- Subject: Design question
- From: Isaac Hailperin <firstname.lastname@example.org>
- Date: Wed, 21 Jul 2010 14:49:30 +0200
- User-agent: Mozilla/5.0 (X11; U; Linux x86_64; en-US; rv:22.214.171.124) Gecko/20100528 Thunderbird/3.0.5
currently I am redesigning the ldap server for a site which has about
700 users, with approximatly 200 new user per year, and maybe a little
less dropping out every year.
The information about the lifetime of an account is kept in a different
database(mysql). Thus, in order to check if an account is expired, I
need to check with that database. While this might not be the happiest
situation, it is partly due to historical rereasons, partly due to other
restrictions beyond my reach. In any case, there is nothing I can do
Now I would like to have a way to make shure that usernames and
numerical uids will never get reused. Also, I would like to keep trac of
who had an account, sort of a history.
Two ideas came to my mind:
1. Have an "expired" flag in the schema. Records with the expired flag
would be blocked from login with an appropriate acl.
2. Have an archive subtree, where expired records get moved to.
The beauty of the first idea seems to me that it is very simple. The
downside is that there would be two places where the expired flag would
live, the ldap server and the other database (see above). Also, over the
years, the number of records in the people subtree would grow and grow
(not shure if this is an disadvantage though).
The beauty of the second idea is that the people subtree would be
"clean", containing only active accounts.
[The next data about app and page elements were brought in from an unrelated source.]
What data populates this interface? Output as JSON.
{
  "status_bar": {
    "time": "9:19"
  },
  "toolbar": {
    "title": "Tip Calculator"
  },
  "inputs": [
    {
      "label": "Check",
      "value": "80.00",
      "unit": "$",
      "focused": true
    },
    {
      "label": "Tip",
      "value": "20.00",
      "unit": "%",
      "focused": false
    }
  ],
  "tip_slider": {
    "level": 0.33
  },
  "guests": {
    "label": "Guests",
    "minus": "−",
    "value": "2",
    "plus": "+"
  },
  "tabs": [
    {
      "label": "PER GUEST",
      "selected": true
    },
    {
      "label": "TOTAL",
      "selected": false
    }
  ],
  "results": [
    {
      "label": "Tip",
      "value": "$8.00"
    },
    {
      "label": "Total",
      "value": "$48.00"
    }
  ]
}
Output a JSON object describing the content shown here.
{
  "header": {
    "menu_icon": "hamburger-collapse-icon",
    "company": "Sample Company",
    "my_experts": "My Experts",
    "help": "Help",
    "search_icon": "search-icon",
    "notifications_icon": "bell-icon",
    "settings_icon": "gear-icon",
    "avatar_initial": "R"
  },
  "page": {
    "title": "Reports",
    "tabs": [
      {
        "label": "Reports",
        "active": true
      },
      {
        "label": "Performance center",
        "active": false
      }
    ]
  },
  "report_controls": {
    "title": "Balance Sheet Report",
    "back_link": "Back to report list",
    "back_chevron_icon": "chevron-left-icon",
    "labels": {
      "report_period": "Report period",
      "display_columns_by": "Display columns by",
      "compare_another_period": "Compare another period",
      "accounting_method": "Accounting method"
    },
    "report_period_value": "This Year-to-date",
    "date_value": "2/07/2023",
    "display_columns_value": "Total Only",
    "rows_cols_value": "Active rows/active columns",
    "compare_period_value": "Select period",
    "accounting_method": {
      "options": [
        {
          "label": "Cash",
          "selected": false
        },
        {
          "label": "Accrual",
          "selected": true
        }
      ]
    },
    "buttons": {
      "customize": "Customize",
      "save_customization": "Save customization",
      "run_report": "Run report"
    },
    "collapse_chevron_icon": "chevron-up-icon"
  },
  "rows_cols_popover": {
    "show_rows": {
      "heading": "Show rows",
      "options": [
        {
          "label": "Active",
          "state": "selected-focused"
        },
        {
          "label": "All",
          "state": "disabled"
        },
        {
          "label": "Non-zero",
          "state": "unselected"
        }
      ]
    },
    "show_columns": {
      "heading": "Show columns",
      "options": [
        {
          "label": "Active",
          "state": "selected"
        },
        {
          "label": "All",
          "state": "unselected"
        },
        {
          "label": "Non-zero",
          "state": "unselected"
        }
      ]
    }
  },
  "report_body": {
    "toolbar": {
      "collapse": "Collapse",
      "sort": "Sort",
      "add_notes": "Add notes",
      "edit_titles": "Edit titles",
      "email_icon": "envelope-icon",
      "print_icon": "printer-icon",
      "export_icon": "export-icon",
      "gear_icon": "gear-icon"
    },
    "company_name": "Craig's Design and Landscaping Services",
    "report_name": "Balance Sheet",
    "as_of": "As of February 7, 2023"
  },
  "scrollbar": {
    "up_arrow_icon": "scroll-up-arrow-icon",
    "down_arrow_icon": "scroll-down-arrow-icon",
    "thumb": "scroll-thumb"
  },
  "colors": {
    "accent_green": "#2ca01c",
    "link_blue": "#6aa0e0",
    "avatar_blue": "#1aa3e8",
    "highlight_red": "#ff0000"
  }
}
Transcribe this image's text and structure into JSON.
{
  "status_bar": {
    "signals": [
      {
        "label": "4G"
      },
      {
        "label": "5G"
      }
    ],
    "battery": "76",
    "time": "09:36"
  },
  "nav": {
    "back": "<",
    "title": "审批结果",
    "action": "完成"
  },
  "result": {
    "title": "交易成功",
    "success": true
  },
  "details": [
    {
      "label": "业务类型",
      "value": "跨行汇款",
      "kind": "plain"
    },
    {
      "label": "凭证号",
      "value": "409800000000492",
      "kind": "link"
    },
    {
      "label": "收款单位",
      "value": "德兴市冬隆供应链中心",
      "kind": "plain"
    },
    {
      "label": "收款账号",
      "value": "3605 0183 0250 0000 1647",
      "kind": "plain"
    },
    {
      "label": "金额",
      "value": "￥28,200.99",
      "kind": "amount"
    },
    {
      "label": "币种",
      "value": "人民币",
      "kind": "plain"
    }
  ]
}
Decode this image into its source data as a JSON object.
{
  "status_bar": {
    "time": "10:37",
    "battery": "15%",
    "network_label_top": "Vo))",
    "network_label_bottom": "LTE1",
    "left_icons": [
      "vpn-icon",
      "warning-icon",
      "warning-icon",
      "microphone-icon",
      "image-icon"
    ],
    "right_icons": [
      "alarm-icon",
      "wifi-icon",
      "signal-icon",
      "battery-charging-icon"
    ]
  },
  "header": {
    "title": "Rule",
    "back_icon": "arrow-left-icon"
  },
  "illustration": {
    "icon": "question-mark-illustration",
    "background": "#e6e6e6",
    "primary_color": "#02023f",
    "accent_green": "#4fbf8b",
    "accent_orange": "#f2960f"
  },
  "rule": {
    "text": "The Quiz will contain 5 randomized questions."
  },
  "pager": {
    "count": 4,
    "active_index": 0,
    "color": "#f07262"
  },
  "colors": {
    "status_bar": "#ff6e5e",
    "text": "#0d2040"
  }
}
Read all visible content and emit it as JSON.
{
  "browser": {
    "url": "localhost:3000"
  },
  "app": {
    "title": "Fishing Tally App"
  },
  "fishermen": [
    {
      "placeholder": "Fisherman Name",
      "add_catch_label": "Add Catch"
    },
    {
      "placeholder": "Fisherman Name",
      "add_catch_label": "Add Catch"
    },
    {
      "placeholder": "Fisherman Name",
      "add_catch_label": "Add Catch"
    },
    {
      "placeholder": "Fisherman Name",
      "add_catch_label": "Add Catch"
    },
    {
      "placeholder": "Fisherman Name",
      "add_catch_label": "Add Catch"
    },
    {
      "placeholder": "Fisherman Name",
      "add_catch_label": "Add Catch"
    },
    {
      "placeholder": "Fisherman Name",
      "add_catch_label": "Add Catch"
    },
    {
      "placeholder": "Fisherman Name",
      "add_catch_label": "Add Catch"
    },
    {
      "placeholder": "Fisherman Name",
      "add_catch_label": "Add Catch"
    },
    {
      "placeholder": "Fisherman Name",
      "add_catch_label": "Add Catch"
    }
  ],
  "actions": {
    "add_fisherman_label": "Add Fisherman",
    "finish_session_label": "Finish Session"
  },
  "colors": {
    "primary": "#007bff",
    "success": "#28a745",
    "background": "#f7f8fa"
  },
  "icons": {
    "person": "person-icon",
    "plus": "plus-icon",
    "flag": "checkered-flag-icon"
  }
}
The downside seems to me that
it looks a bit more involved.
Now I was wondering how other people have solved this, or if anyone
would favor on of the solution.